Sen. Pat Toomey (R-Pa.), a respected voice within the GOP conference on budget matters, came out against the deal Friday.
 
“I have maintained that any budget deal alternative to current law must preserve the taxpayer savings of existing law. The budget agreement does not accomplish this basic goal,” he said in a statement.
 
Several Democrats have threatened to vote against the agreement because it does not include extended unemployment benefits. But these liberal lawmakers are likely to help Senate Majority Leader Harry Reid (D-Nev.) end a GOP filibuster.
 
“I have not yet decided on the budget agreement,” said Sen. Sherrod BrownSherrod BrownThe Hill's 12:30 Report Clinton urged to go liberal with vice presidential pick Groups urge Senate to oppose defense language on for-profit colleges MORE (D-Ohio). “I don’t want to leave town with unemployment insurance [unresolved]. Forty thousand people in my state lose their unemployment at the end of the year.”
 
Brown said he would vote for a cloture motion to set up a final vote, even if he votes "no" on final passage.
 
Sens. Tom HarkinTom HarkinDo candidates care about our health or just how much it costs? The Hill's 12:30 Report Mark Mellman: Parsing the primary processes MORE (D-Iowa) and Bernie SandersBernie SandersSanders: Networks calling about Trump debate Why superdelegates shouldn't support Sanders Young Turks host offers M for Trump, Sanders debate MORE (Vt.), an independent who caucuses with Democrats, have also said they are undecided about whether to support the bill.
 
Reid has promised colleagues he will make unemployment benefits the first order of business in 2014.
 
Centrist Democrats such as Sens.
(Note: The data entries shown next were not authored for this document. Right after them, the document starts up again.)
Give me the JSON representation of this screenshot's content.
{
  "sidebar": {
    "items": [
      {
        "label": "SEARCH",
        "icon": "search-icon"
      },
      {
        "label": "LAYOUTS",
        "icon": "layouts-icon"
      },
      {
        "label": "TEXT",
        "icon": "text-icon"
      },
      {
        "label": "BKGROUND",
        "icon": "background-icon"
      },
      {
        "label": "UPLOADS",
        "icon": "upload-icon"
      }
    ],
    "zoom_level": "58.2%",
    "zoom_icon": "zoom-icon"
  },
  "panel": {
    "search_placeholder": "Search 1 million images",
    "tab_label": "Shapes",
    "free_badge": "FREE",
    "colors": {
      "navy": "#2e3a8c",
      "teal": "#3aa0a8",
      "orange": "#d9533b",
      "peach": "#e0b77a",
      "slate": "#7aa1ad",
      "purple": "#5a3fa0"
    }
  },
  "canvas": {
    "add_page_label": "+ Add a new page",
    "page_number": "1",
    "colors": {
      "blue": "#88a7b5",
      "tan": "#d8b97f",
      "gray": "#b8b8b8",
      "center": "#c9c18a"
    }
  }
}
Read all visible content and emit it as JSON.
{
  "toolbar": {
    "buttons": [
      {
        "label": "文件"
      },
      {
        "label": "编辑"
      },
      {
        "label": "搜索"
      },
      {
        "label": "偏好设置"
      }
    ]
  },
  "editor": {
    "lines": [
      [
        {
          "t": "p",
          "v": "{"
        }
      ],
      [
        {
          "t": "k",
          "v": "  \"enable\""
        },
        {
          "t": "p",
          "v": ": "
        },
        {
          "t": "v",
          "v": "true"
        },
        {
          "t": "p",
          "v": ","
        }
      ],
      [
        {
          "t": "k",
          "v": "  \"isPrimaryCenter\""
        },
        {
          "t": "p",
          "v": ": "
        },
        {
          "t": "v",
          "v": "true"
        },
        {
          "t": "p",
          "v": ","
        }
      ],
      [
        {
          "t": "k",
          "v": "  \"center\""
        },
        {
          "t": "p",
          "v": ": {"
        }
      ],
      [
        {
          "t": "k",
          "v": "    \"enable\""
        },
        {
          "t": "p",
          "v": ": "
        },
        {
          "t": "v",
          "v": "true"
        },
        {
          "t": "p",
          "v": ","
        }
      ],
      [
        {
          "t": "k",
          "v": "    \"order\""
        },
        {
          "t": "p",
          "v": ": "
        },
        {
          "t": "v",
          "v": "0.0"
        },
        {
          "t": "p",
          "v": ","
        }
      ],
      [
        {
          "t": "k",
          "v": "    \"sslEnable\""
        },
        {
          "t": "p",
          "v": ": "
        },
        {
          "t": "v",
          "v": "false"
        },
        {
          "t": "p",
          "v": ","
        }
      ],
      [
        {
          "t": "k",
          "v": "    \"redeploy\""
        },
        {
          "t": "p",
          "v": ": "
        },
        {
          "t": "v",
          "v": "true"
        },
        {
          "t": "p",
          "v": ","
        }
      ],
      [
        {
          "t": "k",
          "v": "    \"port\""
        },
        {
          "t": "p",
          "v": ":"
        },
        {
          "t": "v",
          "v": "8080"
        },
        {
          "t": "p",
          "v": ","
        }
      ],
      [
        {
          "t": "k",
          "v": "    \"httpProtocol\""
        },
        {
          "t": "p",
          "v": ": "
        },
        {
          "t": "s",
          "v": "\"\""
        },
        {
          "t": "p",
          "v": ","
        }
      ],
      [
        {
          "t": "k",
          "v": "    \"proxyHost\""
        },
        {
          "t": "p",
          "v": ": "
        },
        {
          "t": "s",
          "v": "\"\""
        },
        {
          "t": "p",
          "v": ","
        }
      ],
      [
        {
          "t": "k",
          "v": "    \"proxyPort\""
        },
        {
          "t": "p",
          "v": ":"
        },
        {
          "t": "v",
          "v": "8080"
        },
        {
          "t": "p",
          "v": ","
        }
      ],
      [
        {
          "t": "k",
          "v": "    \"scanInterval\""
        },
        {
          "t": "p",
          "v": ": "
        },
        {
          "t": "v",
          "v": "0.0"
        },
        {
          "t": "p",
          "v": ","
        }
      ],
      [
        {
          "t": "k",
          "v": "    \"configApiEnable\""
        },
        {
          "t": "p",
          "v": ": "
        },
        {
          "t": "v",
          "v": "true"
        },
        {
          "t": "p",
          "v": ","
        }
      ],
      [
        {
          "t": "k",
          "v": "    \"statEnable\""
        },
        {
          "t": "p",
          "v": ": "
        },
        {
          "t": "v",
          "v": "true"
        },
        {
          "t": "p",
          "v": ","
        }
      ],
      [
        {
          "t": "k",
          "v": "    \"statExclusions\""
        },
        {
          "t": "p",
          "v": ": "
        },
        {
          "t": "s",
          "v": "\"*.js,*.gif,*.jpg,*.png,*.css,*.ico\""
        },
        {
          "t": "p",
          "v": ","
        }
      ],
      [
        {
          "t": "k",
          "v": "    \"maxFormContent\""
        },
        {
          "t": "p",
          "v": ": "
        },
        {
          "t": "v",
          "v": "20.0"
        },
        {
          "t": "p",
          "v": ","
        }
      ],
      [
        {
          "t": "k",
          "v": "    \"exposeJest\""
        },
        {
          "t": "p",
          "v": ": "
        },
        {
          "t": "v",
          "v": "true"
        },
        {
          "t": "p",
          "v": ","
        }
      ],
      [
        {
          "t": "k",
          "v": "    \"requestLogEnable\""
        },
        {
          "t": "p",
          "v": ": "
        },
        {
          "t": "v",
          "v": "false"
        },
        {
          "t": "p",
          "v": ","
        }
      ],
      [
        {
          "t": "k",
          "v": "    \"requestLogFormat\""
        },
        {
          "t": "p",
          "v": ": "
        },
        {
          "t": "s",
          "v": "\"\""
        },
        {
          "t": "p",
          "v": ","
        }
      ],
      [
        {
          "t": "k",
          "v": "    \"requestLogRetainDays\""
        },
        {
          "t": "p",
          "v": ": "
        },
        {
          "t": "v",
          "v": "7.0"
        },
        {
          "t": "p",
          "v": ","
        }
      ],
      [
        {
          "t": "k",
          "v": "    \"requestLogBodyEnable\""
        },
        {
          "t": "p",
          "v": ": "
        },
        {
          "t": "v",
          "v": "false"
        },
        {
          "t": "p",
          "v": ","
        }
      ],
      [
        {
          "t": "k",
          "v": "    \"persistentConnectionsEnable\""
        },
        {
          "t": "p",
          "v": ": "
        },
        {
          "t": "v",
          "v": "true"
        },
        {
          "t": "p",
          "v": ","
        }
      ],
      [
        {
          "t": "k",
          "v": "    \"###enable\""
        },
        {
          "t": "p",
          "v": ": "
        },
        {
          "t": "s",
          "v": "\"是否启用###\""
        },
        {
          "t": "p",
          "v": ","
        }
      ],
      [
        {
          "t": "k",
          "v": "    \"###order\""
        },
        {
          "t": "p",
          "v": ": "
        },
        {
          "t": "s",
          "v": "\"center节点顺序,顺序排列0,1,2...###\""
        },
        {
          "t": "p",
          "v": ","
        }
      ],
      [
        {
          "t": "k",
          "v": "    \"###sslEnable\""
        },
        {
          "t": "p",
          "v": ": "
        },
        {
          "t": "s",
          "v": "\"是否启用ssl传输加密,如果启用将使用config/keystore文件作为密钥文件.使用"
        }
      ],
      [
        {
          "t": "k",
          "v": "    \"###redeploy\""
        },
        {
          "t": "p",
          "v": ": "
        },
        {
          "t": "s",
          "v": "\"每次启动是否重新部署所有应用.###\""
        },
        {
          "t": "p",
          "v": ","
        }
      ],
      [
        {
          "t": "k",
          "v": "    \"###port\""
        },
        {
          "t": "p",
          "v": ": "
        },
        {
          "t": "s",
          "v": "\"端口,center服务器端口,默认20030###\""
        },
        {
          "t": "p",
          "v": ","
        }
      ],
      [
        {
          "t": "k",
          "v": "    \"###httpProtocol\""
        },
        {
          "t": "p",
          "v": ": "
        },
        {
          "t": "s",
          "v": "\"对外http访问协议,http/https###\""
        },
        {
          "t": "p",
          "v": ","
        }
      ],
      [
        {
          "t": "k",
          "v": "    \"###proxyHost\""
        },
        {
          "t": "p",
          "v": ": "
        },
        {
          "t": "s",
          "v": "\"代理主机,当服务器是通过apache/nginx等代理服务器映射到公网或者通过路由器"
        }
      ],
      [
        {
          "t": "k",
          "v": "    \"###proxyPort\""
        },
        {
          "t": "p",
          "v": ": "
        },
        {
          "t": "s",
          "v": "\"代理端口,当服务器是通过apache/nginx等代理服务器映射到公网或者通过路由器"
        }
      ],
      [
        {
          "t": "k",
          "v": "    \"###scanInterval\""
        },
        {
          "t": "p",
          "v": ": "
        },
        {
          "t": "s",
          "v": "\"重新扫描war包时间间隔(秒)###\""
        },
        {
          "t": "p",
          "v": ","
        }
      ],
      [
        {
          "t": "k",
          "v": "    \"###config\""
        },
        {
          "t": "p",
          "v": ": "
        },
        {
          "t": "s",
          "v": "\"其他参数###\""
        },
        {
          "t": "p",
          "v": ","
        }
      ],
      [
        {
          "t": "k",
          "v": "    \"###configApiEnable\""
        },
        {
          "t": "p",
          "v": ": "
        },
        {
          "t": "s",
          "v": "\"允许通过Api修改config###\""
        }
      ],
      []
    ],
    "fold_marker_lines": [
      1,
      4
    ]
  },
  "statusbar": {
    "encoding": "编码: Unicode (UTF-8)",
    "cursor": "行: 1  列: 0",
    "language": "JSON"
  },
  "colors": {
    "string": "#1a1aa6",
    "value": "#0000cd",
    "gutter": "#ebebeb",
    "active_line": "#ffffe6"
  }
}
Mary LandrieuMary Landrieu oil is changing the world and Washington Ex-Sen. Kay Hagan joins lobby firm Republican announces bid for Vitter’s seat MORE (D-La.) and Joe ManchinJoe ManchinDem senator: Sanders ‘doesn’t have a lot of answers’ Groups urge Senate to oppose defense language on for-profit colleges How Congress got to yes on toxic chemical reform MORE (D-W.Va.) say they will vote "yes." 
 
—Erik Wasson contributed to this report.